[[ Data extract, beginning ]]

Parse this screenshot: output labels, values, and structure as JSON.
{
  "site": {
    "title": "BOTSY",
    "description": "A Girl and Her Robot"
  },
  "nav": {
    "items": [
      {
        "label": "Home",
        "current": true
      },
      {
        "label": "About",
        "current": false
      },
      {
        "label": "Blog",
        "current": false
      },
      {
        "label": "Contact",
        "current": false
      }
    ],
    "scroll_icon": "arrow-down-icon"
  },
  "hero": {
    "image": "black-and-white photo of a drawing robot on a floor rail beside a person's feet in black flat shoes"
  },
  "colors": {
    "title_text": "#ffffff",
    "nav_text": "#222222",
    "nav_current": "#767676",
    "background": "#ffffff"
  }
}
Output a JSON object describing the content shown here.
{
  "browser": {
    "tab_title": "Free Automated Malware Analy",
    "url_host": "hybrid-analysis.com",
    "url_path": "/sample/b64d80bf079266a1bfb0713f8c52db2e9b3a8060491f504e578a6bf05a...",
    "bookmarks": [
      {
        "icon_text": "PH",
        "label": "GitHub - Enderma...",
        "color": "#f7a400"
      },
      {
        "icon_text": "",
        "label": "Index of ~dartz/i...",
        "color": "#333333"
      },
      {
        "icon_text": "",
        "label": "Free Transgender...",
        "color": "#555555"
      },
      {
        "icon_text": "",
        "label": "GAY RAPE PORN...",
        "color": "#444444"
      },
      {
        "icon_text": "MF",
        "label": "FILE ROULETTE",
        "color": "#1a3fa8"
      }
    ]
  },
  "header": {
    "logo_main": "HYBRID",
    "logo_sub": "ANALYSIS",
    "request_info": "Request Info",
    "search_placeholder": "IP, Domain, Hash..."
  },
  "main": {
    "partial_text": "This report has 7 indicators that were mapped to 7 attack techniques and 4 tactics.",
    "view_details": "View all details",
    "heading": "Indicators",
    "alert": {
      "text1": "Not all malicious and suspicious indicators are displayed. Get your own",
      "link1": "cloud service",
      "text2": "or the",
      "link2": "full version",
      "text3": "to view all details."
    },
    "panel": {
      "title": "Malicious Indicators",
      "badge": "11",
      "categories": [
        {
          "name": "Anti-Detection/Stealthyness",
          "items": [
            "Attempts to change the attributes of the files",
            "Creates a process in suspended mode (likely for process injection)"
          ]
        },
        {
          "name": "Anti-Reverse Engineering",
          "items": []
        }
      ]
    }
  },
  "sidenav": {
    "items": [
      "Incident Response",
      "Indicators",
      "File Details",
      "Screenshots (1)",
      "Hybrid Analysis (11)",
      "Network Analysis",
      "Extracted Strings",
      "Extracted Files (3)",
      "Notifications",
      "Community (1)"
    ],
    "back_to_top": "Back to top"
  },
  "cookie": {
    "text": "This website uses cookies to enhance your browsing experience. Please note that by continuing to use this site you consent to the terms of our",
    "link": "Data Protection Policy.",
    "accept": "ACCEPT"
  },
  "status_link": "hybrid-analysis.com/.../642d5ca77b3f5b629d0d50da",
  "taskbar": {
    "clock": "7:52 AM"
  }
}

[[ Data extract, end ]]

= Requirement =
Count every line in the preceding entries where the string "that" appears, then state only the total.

= Answer below =
2